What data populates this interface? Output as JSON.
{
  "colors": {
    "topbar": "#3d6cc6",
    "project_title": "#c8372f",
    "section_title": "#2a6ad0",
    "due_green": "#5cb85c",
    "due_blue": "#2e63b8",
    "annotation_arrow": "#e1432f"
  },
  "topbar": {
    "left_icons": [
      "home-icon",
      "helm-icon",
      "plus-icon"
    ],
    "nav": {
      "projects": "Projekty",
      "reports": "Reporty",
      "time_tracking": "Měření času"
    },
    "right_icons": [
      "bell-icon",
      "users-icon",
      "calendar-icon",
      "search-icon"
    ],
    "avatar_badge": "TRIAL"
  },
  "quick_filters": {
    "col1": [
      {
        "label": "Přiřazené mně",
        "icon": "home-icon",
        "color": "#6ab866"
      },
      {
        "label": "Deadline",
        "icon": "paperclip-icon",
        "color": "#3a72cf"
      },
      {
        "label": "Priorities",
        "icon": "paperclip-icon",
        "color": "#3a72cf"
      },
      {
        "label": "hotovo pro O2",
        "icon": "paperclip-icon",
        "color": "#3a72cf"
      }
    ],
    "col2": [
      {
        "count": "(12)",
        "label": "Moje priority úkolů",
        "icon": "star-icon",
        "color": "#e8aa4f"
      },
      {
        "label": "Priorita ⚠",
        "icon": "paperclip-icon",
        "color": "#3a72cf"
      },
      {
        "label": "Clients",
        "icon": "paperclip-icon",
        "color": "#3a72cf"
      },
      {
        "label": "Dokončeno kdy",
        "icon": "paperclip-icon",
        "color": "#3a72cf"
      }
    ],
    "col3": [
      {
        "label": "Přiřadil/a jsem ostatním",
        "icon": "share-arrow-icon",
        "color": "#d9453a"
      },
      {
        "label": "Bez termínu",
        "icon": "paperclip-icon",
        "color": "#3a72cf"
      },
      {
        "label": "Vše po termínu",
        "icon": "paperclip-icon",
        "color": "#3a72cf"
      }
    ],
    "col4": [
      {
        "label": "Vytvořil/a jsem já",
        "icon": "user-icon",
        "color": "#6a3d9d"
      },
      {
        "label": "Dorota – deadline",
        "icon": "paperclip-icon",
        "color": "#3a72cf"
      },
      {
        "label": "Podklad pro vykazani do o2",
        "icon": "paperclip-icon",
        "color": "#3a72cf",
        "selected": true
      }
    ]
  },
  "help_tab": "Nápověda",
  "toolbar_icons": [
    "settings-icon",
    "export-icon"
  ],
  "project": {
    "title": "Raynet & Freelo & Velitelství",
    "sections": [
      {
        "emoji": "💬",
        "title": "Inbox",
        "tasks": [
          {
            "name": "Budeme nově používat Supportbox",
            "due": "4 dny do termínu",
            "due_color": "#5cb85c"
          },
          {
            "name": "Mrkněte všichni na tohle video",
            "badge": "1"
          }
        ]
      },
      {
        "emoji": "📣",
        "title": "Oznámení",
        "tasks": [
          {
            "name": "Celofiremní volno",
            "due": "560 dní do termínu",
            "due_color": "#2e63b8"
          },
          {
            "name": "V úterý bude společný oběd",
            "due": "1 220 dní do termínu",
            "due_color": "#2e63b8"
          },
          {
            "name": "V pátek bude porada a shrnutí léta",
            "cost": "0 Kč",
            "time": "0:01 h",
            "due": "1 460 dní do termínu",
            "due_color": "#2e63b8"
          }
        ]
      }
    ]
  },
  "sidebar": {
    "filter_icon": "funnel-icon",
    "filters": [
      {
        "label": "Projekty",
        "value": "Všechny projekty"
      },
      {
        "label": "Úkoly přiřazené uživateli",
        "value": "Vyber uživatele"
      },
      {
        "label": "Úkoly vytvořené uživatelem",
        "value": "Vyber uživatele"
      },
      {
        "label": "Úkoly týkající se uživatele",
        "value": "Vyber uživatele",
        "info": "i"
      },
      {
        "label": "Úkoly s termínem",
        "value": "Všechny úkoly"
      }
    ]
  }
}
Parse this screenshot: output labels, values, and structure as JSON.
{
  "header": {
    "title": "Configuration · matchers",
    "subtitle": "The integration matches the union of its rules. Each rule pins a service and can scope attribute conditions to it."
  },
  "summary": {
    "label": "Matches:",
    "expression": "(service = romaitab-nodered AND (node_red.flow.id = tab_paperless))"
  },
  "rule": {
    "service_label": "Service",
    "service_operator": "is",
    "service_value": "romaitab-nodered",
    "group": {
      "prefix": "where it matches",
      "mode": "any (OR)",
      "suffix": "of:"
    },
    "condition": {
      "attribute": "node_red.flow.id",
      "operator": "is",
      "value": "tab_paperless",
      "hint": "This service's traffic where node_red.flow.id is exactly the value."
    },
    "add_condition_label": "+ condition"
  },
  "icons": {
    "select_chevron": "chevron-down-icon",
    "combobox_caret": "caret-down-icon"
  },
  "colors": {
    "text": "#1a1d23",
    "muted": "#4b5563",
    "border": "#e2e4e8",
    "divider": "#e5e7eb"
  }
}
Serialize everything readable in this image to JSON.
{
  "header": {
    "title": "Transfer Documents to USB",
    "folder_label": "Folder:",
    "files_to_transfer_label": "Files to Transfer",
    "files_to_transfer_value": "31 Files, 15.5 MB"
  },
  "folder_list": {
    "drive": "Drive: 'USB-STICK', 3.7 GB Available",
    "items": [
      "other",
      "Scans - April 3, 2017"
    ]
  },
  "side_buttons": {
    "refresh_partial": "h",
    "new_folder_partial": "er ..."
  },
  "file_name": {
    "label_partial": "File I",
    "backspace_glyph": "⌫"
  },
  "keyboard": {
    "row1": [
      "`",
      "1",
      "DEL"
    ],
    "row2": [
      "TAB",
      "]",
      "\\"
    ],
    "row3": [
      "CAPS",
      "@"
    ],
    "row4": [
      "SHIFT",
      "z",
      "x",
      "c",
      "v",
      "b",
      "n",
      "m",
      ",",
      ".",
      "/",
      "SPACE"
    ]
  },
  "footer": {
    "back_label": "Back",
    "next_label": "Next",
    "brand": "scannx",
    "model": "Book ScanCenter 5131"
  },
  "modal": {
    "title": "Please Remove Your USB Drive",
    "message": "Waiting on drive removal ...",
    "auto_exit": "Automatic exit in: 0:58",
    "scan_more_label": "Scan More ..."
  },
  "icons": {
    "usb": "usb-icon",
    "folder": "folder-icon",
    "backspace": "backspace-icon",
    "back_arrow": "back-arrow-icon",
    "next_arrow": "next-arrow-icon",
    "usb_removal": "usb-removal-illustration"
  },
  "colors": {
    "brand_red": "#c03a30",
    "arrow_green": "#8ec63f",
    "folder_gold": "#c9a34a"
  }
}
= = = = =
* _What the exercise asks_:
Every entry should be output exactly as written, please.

* _Response to this task_:
What data populates this interface? Output as JSON.
{
  "colors": {
    "topbar": "#3d6cc6",
    "project_title": "#c8372f",
    "section_title": "#2a6ad0",
    "due_green": "#5cb85c",
    "due_blue": "#2e63b8",
    "annotation_arrow": "#e1432f"
  },
  "topbar": {
    "left_icons": [
      "home-icon",
      "helm-icon",
      "plus-icon"
    ],
    "nav": {
      "projects": "Projekty",
      "reports": "Reporty",
      "time_tracking": "Měření času"
    },
    "right_icons": [
      "bell-icon",
      "users-icon",
      "calendar-icon",
      "search-icon"
    ],
    "avatar_badge": "TRIAL"
  },
  "quick_filters": {
    "col1": [
      {
        "label": "Přiřazené mně",
        "icon": "home-icon",
        "color": "#6ab866"
      },
      {
        "label": "Deadline",
        "icon": "paperclip-icon",
        "color": "#3a72cf"
      },
      {
        "label": "Priorities",
        "icon": "paperclip-icon",
        "color": "#3a72cf"
      },
      {
        "label": "hotovo pro O2",
        "icon": "paperclip-icon",
        "color": "#3a72cf"
      }
    ],
    "col2": [
      {
        "count": "(12)",
        "label": "Moje priority úkolů",
        "icon": "star-icon",
        "color": "#e8aa4f"
      },
      {
        "label": "Priorita ⚠",
        "icon": "paperclip-icon",
        "color": "#3a72cf"
      },
      {
        "label": "Clients",
        "icon": "paperclip-icon",
        "color": "#3a72cf"
      },
      {
        "label": "Dokončeno kdy",
        "icon": "paperclip-icon",
        "color": "#3a72cf"
      }
    ],
    "col3": [
      {
        "label": "Přiřadil/a jsem ostatním",
        "icon": "share-arrow-icon",
        "color": "#d9453a"
      },
      {
        "label": "Bez termínu",
        "icon": "paperclip-icon",
        "color": "#3a72cf"
      },
      {
        "label": "Vše po termínu",
        "icon": "paperclip-icon",
        "color": "#3a72cf"
      }
    ],
    "col4": [
      {
        "label": "Vytvořil/a jsem já",
        "icon": "user-icon",
        "color": "#6a3d9d"
      },
      {
        "label": "Dorota – deadline",
        "icon": "paperclip-icon",
        "color": "#3a72cf"
      },
      {
        "label": "Podklad pro vykazani do o2",
        "icon": "paperclip-icon",
        "color": "#3a72cf",
        "selected": true
      }
    ]
  },
  "help_tab": "Nápověda",
  "toolbar_icons": [
    "settings-icon",
    "export-icon"
  ],
  "project": {
    "title": "Raynet & Freelo & Velitelství",
    "sections": [
      {
        "emoji": "💬",
        "title": "Inbox",
        "tasks": [
          {
            "name": "Budeme nově používat Supportbox",
            "due": "4 dny do termínu",
            "due_color": "#5cb85c"
          },
          {
            "name": "Mrkněte všichni na tohle video",
            "badge": "1"
          }
        ]
      },
      {
        "emoji": "📣",
        "title": "Oznámení",
        "tasks": [
          {
            "name": "Celofiremní volno",
            "due": "560 dní do termínu",
            "due_color": "#2e63b8"
          },
          {
            "name": "V úterý bude společný oběd",
            "due": "1 220 dní do termínu",
            "due_color": "#2e63b8"
          },
          {
            "name": "V pátek bude porada a shrnutí léta",
            "cost": "0 Kč",
            "time": "0:01 h",
            "due": "1 460 dní do termínu",
            "due_color": "#2e63b8"
          }
        ]
      }
    ]
  },
  "sidebar": {
    "filter_icon": "funnel-icon",
    "filters": [
      {
        "label": "Projekty",
        "value": "Všechny projekty"
      },
      {
        "label": "Úkoly přiřazené uživateli",
        "value": "Vyber uživatele"
      },
      {
        "label": "Úkoly vytvořené uživatelem",
        "value": "Vyber uživatele"
      },
      {
        "label": "Úkoly týkající se uživatele",
        "value": "Vyber uživatele",
        "info": "i"
      },
      {
        "label": "Úkoly s termínem",
        "value": "Všechny úkoly"
      }
    ]
  }
}
Parse this screenshot: output labels, values, and structure as JSON.
{
  "header": {
    "title": "Configuration · matchers",
    "subtitle": "The integration matches the union of its rules. Each rule pins a service and can scope attribute conditions to it."
  },
  "summary": {
    "label": "Matches:",
    "expression": "(service = romaitab-nodered AND (node_red.flow.id = tab_paperless))"
  },
  "rule": {
    "service_label": "Service",
    "service_operator": "is",
    "service_value": "romaitab-nodered",
    "group": {
      "prefix": "where it matches",
      "mode": "any (OR)",
      "suffix": "of:"
    },
    "condition": {
      "attribute": "node_red.flow.id",
      "operator": "is",
      "value": "tab_paperless",
      "hint": "This service's traffic where node_red.flow.id is exactly the value."
    },
    "add_condition_label": "+ condition"
  },
  "icons": {
    "select_chevron": "chevron-down-icon",
    "combobox_caret": "caret-down-icon"
  },
  "colors": {
    "text": "#1a1d23",
    "muted": "#4b5563",
    "border": "#e2e4e8",
    "divider": "#e5e7eb"
  }
}
Serialize everything readable in this image to JSON.
{
  "header": {
    "title": "Transfer Documents to USB",
    "folder_label": "Folder:",
    "files_to_transfer_label": "Files to Transfer",
    "files_to_transfer_value": "31 Files, 15.5 MB"
  },
  "folder_list": {
    "drive": "Drive: 'USB-STICK', 3.7 GB Available",
    "items": [
      "other",
      "Scans - April 3, 2017"
    ]
  },
  "side_buttons": {
    "refresh_partial": "h",
    "new_folder_partial": "er ..."
  },
  "file_name": {
    "label_partial": "File I",
    "backspace_glyph": "⌫"
  },
  "keyboard": {
    "row1": [
      "`",
      "1",
      "DEL"
    ],
    "row2": [
      "TAB",
      "]",
      "\\"
    ],
    "row3": [
      "CAPS",
      "@"
    ],
    "row4": [
      "SHIFT",
      "z",
      "x",
      "c",
      "v",
      "b",
      "n",
      "m",
      ",",
      ".",
      "/",
      "SPACE"
    ]
  },
  "footer": {
    "back_label": "Back",
    "next_label": "Next",
    "brand": "scannx",
    "model": "Book ScanCenter 5131"
  },
  "modal": {
    "title": "Please Remove Your USB Drive",
    "message": "Waiting on drive removal ...",
    "auto_exit": "Automatic exit in: 0:58",
    "scan_more_label": "Scan More ..."
  },
  "icons": {
    "usb": "usb-icon",
    "folder": "folder-icon",
    "backspace": "backspace-icon",
    "back_arrow": "back-arrow-icon",
    "next_arrow": "next-arrow-icon",
    "usb_removal": "usb-removal-illustration"
  },
  "colors": {
    "brand_red": "#c03a30",
    "arrow_green": "#8ec63f",
    "folder_gold": "#c9a34a"
  }
}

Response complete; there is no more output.